The preparation and continuing implementation of the Service’s Action Plan under the Public Service Agreement has been a key element in maintaining public services in these difficult circumstances. Much of this has been brought about by extra sittings and the deployment of over 80% of the Courts Service staff to frontline, court operational duty. In short, notwithstanding the problems faced by the Courts Service during 2010 it has effectively succeeded in providing "more for less".

One example of the core initiatives which have contributed to meeting the challenges referred to has been the progress made towards establishing unified court offices in county towns during the past year. It is initiatives such as this, along with identifying procedural improvements, which will allow for the maintenance of activity in each county with fewer staff, at least on the basis of the current limited budget.

The future will pose even greater challenges for the Courts Service and thus for the administration of justice throughout the country. Since 2008 the cost to the Exchequer of operating the Courts Service has been reduced by €30.5m - taking both pay and non pay elements into account.

As the Courts Service has limited discretionary expenditure, it is inevitable that further reductions of resources, financial or human, will have adverse implications, potentially of serious dimensions, on the functioning of the courts and on ensuring access by citizens to them, even at current levels. This will of course not affect the commitment of the Courts Service, as already demonstrated, to continue to develop cost saving initiatives that will have the minimum impact possible on the delivery of core services and in particular in maintaining court sittings at their current level.

The administration of justice is a key pillar in the structure of any democratic State, which is the reason why its role and functions are carefully inscribed in their constitutions, as it is in ours. That role is essential to the protection of the fundamental human rights of citizens and thus the stability and well being of society. A properly functioning judicial system, operating to the highest professional standards is also essential - as World Bank reports have pointed out - to the effective functioning and development of national economies.

Since its establishment in November 1999 the management and personnel of the Courts Service, often working under great pressure (especially in current times), have demonstrated versatility, professionalism and enormous commitment in fulfilling the objectives of the Courts Service of supporting the administration of justice and the working of the courts.

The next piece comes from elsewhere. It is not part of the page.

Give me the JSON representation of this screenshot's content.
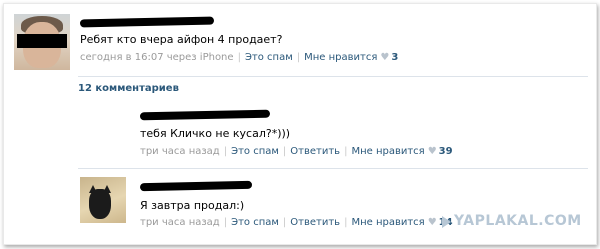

The evident success of the Courts Service as an independent statutory body with a public service remit was not achieved by routine every day efforts but through the kind of commitment of its management and personnel to which I have just referred - a sense of duty, public duty, as well as pride in the public importance of the work. This is an aspect of the public service too readily ignored by too many.

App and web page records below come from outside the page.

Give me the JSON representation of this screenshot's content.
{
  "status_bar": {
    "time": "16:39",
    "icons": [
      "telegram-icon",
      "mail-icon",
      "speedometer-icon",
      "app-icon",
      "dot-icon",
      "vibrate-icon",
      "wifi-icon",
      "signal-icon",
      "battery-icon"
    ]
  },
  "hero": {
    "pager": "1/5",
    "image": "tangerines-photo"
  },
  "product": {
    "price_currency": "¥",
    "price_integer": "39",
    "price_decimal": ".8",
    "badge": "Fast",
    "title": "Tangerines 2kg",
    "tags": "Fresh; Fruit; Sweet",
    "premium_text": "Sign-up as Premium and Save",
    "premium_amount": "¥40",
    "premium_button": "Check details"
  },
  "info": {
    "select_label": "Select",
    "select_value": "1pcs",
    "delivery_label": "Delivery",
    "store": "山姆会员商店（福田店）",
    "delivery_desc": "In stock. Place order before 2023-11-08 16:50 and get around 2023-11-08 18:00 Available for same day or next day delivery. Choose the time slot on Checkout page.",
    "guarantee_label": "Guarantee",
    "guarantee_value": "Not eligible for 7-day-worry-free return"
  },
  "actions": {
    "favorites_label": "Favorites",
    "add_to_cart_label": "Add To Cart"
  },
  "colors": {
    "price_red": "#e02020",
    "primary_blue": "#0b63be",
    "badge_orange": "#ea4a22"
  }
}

On behalf of the Board, and on my own behalf, I wish to express our full appreciation and acknowledgement of the achievements of the CEO Brendan Ryan, his management team and all the personnel of the Courts Service in 2010. Also on behalf of the Board I would like to express its appreciation and acknowledgement of the valuable contribution and support which members of the judiciary have freely given to the programme and initiatives of the Courts Service.

I would also like to express the thanks of the Board, to the Department of Justice and Equality, the legal profession and other services, including voluntary services, who have assisted and supported in important ways the Courts Service in the carrying out of its mandate.

Minister I would like to thank you personally for taking time out of your busy schedule to receive a copy of this report which records at once the difficult challenges facing the Courts Service and its achievements in meeting them.